_Task to carry out_: Once a line is found to contain "Yoast", copy it out of the listing.
....................
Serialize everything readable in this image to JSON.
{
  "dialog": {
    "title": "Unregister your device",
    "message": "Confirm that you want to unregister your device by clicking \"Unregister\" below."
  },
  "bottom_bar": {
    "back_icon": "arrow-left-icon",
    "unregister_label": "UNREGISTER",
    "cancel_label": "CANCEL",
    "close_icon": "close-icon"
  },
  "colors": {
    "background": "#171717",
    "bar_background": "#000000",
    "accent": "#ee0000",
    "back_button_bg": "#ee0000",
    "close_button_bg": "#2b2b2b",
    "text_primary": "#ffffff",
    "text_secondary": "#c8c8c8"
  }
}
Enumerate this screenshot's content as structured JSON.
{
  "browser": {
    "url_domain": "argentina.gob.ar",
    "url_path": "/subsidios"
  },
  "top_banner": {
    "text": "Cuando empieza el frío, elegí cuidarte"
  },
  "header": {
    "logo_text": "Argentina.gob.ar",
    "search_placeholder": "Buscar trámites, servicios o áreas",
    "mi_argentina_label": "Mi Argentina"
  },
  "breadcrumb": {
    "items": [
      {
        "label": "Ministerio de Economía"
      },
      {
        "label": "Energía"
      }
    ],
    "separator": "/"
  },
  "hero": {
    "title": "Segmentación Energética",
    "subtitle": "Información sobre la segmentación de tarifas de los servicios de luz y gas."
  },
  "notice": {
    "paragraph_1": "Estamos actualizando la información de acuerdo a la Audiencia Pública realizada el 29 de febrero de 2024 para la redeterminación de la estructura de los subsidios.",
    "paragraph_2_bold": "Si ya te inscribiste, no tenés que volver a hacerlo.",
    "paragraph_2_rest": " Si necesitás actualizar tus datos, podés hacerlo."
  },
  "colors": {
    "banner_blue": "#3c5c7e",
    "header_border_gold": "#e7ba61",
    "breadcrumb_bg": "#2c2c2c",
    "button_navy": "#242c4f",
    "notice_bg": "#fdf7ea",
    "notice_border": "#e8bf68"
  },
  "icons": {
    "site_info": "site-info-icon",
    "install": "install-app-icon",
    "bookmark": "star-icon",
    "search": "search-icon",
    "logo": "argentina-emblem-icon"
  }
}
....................
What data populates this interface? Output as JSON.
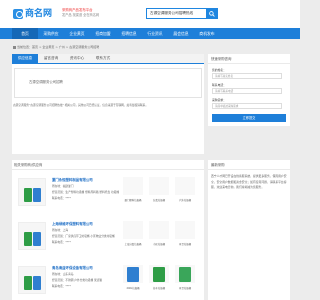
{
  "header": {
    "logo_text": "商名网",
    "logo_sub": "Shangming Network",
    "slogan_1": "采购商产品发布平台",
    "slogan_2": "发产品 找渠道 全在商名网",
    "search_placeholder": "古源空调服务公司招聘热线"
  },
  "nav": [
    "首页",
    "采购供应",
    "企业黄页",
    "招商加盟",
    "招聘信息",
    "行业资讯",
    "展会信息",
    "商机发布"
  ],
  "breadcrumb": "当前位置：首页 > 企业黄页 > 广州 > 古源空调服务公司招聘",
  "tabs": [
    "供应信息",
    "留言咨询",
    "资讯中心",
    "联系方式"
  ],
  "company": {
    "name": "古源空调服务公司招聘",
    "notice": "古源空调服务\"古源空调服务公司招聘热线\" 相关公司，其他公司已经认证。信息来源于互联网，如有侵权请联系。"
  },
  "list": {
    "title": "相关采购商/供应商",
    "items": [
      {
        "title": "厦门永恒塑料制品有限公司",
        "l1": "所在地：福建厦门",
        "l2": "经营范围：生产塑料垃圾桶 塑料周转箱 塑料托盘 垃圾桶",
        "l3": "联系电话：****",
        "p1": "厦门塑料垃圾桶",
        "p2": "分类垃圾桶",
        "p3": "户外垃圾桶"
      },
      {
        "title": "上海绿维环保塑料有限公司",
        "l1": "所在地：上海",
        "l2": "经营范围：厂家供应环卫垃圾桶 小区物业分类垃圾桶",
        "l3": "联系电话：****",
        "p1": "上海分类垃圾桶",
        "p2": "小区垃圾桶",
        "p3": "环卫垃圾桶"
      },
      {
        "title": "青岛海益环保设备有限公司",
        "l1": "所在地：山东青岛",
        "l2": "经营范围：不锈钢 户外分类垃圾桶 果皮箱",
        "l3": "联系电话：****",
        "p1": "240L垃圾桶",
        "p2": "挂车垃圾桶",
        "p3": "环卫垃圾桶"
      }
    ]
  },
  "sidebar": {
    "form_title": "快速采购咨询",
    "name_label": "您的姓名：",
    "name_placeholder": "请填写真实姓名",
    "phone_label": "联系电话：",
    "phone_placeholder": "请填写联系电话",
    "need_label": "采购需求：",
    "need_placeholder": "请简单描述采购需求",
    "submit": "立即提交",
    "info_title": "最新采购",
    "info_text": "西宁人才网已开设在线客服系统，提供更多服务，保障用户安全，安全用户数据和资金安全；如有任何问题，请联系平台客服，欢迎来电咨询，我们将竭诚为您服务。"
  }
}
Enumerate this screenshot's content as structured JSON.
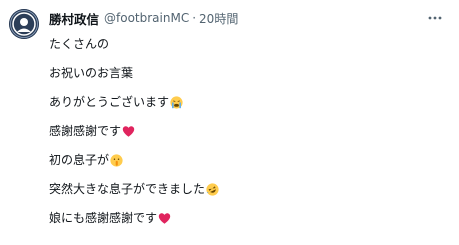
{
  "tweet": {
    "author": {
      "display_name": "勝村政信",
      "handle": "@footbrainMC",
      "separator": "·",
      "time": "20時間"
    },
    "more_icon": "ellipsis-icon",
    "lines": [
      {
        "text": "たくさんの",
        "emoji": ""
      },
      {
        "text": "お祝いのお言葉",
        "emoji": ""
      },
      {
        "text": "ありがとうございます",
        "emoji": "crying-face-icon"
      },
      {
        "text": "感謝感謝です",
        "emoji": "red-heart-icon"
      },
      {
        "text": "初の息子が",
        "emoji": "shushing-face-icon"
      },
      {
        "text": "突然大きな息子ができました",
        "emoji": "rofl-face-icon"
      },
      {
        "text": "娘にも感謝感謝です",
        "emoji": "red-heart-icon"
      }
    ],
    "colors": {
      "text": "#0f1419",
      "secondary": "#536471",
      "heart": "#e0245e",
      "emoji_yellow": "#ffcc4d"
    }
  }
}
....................
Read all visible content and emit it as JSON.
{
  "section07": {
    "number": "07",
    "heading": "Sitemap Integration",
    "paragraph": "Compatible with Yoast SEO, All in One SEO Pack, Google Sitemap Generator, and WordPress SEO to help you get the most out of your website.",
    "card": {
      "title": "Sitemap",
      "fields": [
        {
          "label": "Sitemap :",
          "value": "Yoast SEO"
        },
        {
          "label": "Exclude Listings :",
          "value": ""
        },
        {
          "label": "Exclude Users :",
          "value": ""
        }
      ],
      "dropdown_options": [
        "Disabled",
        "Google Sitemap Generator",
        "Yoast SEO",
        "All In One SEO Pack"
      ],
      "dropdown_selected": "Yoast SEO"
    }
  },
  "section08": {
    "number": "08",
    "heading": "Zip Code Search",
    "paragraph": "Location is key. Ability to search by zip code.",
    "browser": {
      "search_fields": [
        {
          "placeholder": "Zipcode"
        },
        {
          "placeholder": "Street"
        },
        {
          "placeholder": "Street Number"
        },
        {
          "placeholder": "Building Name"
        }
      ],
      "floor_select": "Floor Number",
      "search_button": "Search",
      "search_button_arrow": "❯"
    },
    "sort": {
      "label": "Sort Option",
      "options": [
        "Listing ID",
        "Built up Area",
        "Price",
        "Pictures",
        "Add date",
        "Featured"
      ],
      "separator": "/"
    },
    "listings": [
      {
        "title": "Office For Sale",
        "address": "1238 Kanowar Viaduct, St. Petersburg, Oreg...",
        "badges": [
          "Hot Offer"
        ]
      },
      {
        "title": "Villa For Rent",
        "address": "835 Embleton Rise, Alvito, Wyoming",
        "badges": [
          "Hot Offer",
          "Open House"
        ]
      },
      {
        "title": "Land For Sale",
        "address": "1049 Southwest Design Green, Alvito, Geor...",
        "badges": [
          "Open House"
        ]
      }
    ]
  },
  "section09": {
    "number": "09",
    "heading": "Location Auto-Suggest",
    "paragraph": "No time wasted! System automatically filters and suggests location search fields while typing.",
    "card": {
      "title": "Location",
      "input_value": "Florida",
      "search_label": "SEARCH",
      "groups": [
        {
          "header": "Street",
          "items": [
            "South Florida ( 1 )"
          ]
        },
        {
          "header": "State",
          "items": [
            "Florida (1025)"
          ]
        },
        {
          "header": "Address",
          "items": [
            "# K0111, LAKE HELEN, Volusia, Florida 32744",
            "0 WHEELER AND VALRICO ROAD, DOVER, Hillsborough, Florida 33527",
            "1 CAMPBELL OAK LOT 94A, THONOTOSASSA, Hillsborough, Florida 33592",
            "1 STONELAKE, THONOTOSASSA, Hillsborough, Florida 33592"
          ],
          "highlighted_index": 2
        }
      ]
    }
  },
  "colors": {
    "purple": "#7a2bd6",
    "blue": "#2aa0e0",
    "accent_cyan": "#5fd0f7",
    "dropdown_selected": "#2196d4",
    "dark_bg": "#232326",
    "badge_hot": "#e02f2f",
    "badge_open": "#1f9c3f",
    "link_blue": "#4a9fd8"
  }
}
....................
_Response_:
    "paragraph": "Compatible with Yoast SEO, All in One SEO Pack, Google Sitemap Generator, and WordPress SEO to help you get the most out of your website.",
          "value": "Yoast SEO"
        "Yoast SEO",
      "dropdown_selected": "Yoast SEO"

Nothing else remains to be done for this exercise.